11-11-2008, 07:51 AM
Job Requirements
The very nature of a bouncer’s job is to be confrontational and serious incidents can develop if mishandled. Before being turned loose into a disagreement between customers, bouncers need to have had training and preferably prior experience. When hiring a bouncer you must look for someone with the proper attitude and demeanor. You don’t want someone who is hot-headed or likes to fight. Thorough pre-employment screening is necessary to determine an applicant’s suitability for the job. For liability reasons, ex-felons should not be employed or anyone with a history of violence. The physical aspect is only one attribute essential for the job. Bouncers need to learn how to approach people in a non-threatening and professional manner. They need to learn about criminal and civil law applicable to use force against another and their power to arrest. Bouncers must also be taught about the limits of their authority and the amount of force that can be lawfully and safely applied.

Use of Force
Because of my work as a consultant, I am aware of incidents where bouncers have severely injured ejected customers. I have heard many stories about fights where bouncers have pummeled a customer while in the process of ejecting them from the premises. There have been cases where intoxicated customers have been killed after being taken into custody by bouncers by either asphyxiation or by use of deadly force. This is not supposed to happen.

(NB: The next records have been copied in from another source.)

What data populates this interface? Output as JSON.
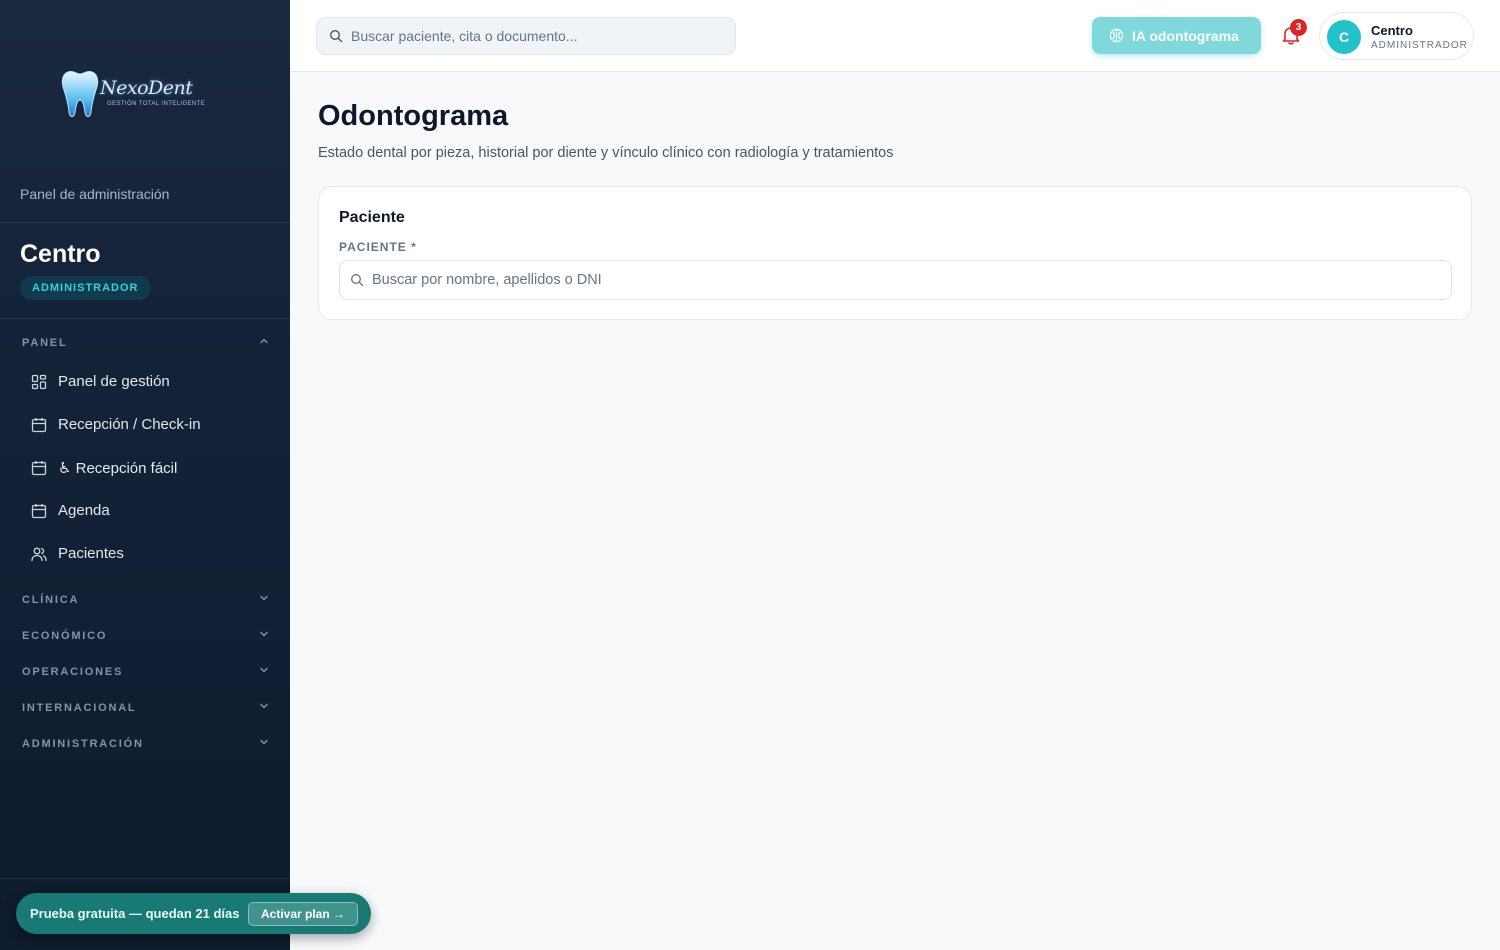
{
  "brand": {
    "name": "NexoDent",
    "tagline": "GESTIÓN TOTAL INTELIGENTE"
  },
  "sidebar": {
    "subtitle": "Panel de administración",
    "clinic_name": "Centro",
    "role_badge": "ADMINISTRADOR",
    "sections": [
      {
        "label": "PANEL",
        "expanded": true
      },
      {
        "label": "CLÍNICA",
        "expanded": false
      },
      {
        "label": "ECONÓMICO",
        "expanded": false
      },
      {
        "label": "OPERACIONES",
        "expanded": false
      },
      {
        "label": "INTERNACIONAL",
        "expanded": false
      },
      {
        "label": "ADMINISTRACIÓN",
        "expanded": false
      }
    ],
    "items": [
      {
        "label": "Panel de gestión",
        "icon": "grid-icon"
      },
      {
        "label": "Recepción / Check-in",
        "icon": "calendar-icon"
      },
      {
        "label": "♿ Recepción fácil",
        "icon": "calendar-icon"
      },
      {
        "label": "Agenda",
        "icon": "calendar-icon"
      },
      {
        "label": "Pacientes",
        "icon": "users-icon"
      }
    ]
  },
  "trial": {
    "text": "Prueba gratuita — quedan 21 días",
    "button": "Activar plan →"
  },
  "topbar": {
    "search_placeholder": "Buscar paciente, cita o documento...",
    "ai_button": "IA odontograma",
    "notifications_count": "3",
    "user": {
      "initial": "C",
      "name": "Centro",
      "role": "ADMINISTRADOR"
    }
  },
  "main": {
    "title": "Odontograma",
    "subtitle": "Estado dental por pieza, historial por diente y vínculo clínico con radiología y tratamientos",
    "card": {
      "title": "Paciente",
      "field_label": "PACIENTE *",
      "field_placeholder": "Buscar por nombre, apellidos o DNI"
    }
  },
  "colors": {
    "accent": "#22c3c8",
    "sidebar_bg": "#142238",
    "trial_bg": "#177a74",
    "badge": "#dc2626"
  }
}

There’s a common misconception that bouncers have authority to pick someone up and physically remove him or her from the premises for violating a club rule. It is believed that bouncers can use pain compliance holds, full-nelsons, choke holds, wrist locks, and arm bars to manhandle their patrons. This is generally not true. Simply stated bouncers cannot legally use force against unless they are taking someone into custody for a crime or in self-defense. When force is used it must be reasonable. That means no tackling, no punching, no kicking, no choking, no head butts, no piling on top, no hog-ties, and no pain compliance holds.

The authority of a bouncer, in most cases, is the same as any ordinary citizen. Bouncers have no special authority to physically eject a customer who merely becomes intoxicated or verbally obnoxious. As an employee of the nightclub, bouncers can only demand that the undesirable customer leave. If the customer refuses to leave your only legal recourse is to call the police. Sometimes a warning that the police will be called has the same effect causing the customer to depart. The police can remove an unwanted patron and issue a formal trespass warning not to return. In a few states, bouncers may legally use minimal force to remove a trespasser after being duely warned. If the customer returns after receiving this formal warning they are subject

Wardy Landrau